WHAT NEEDS TO BE DONE:
Could you copy every record below exactly as it is written?

══ WORKING DATA ══

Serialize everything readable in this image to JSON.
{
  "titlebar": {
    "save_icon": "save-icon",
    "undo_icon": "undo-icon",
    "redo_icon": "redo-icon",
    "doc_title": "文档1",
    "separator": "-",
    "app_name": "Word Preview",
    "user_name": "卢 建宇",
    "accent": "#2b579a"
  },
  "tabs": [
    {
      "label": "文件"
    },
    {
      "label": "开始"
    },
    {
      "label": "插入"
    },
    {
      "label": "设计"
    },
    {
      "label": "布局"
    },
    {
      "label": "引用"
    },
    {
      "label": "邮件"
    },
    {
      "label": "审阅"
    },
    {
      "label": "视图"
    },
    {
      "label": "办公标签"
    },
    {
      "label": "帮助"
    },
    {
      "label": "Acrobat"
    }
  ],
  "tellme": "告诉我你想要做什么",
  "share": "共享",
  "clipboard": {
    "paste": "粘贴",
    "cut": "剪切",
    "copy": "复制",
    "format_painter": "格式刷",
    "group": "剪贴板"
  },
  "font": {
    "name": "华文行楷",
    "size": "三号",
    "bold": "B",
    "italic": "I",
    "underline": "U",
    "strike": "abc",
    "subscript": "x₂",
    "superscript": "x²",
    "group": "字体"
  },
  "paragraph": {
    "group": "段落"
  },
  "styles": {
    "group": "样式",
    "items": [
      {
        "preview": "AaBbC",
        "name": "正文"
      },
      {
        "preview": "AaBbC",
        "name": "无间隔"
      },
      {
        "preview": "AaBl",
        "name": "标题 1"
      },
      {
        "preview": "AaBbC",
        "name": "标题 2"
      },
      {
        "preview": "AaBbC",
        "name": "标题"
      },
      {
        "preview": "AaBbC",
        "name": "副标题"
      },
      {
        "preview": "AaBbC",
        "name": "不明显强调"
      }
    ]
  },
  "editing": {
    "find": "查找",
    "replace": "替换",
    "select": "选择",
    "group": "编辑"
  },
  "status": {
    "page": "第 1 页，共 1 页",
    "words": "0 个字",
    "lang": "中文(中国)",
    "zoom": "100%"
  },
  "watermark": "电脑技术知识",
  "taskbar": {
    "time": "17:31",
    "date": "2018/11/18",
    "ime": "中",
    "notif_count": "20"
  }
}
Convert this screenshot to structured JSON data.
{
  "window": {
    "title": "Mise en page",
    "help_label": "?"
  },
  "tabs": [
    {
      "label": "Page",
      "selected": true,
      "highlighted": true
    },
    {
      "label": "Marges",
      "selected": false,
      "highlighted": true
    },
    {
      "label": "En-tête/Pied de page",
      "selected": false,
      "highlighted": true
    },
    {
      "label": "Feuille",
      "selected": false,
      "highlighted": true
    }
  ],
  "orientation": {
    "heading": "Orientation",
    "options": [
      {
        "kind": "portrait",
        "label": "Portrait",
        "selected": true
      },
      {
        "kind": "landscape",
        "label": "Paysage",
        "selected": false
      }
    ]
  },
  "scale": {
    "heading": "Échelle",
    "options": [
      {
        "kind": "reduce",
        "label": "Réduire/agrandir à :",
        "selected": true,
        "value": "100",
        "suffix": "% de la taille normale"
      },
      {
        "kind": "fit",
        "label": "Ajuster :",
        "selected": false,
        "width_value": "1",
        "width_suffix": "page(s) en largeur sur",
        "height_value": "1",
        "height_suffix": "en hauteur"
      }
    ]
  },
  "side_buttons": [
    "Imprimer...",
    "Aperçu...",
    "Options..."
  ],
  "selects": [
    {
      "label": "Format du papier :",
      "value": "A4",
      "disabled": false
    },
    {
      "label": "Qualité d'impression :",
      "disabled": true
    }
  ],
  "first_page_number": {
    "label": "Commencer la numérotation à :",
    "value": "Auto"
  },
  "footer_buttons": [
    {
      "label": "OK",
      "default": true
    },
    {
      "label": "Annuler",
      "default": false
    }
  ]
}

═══

FINISHED TASK:
Serialize everything readable in this image to JSON.
{
  "titlebar": {
    "save_icon": "save-icon",
    "undo_icon": "undo-icon",
    "redo_icon": "redo-icon",
    "doc_title": "文档1",
    "separator": "-",
    "app_name": "Word Preview",
    "user_name": "卢 建宇",
    "accent": "#2b579a"
  },
  "tabs": [
    {
      "label": "文件"
    },
    {
      "label": "开始"
    },
    {
      "label": "插入"
    },
    {
      "label": "设计"
    },
    {
      "label": "布局"
    },
    {
      "label": "引用"
    },
    {
      "label": "邮件"
    },
    {
      "label": "审阅"
    },
    {
      "label": "视图"
    },
    {
      "label": "办公标签"
    },
    {
      "label": "帮助"
    },
    {
      "label": "Acrobat"
    }
  ],
  "tellme": "告诉我你想要做什么",
  "share": "共享",
  "clipboard": {
    "paste": "粘贴",
    "cut": "剪切",
    "copy": "复制",
    "format_painter": "格式刷",
    "group": "剪贴板"
  },
  "font": {
    "name": "华文行楷",
    "size": "三号",
    "bold": "B",
    "italic": "I",
    "underline": "U",
    "strike": "abc",
    "subscript": "x₂",
    "superscript": "x²",
    "group": "字体"
  },
  "paragraph": {
    "group": "段落"
  },
  "styles": {
    "group": "样式",
    "items": [
      {
        "preview": "AaBbC",
        "name": "正文"
      },
      {
        "preview": "AaBbC",
        "name": "无间隔"
      },
      {
        "preview": "AaBl",
        "name": "标题 1"
      },
      {
        "preview": "AaBbC",
        "name": "标题 2"
      },
      {
        "preview": "AaBbC",
        "name": "标题"
      },
      {
        "preview": "AaBbC",
        "name": "副标题"
      },
      {
        "preview": "AaBbC",
        "name": "不明显强调"
      }
    ]
  },
  "editing": {
    "find": "查找",
    "replace": "替换",
    "select": "选择",
    "group": "编辑"
  },
  "status": {
    "page": "第 1 页，共 1 页",
    "words": "0 个字",
    "lang": "中文(中国)",
    "zoom": "100%"
  },
  "watermark": "电脑技术知识",
  "taskbar": {
    "time": "17:31",
    "date": "2018/11/18",
    "ime": "中",
    "notif_count": "20"
  }
}
Convert this screenshot to structured JSON data.
{
  "window": {
    "title": "Mise en page",
    "help_label": "?"
  },
  "tabs": [
    {
      "label": "Page",
      "selected": true,
      "highlighted": true
    },
    {
      "label": "Marges",
      "selected": false,
      "highlighted": true
    },
    {
      "label": "En-tête/Pied de page",
      "selected": false,
      "highlighted": true
    },
    {
      "label": "Feuille",
      "selected": false,
      "highlighted": true
    }
  ],
  "orientation": {
    "heading": "Orientation",
    "options": [
      {
        "kind": "portrait",
        "label": "Portrait",
        "selected": true
      },
      {
        "kind": "landscape",
        "label": "Paysage",
        "selected": false
      }
    ]
  },
  "scale": {
    "heading": "Échelle",
    "options": [
      {
        "kind": "reduce",
        "label": "Réduire/agrandir à :",
        "selected": true,
        "value": "100",
        "suffix": "% de la taille normale"
      },
      {
        "kind": "fit",
        "label": "Ajuster :",
        "selected": false,
        "width_value": "1",
        "width_suffix": "page(s) en largeur sur",
        "height_value": "1",
        "height_suffix": "en hauteur"
      }
    ]
  },
  "side_buttons": [
    "Imprimer...",
    "Aperçu...",
    "Options..."
  ],
  "selects": [
    {
      "label": "Format du papier :",
      "value": "A4",
      "disabled": false
    },
    {
      "label": "Qualité d'impression :",
      "disabled": true
    }
  ],
  "first_page_number": {
    "label": "Commencer la numérotation à :",
    "value": "Auto"
  },
  "footer_buttons": [
    {
      "label": "OK",
      "default": true
    },
    {
      "label": "Annuler",
      "default": false
    }
  ]
}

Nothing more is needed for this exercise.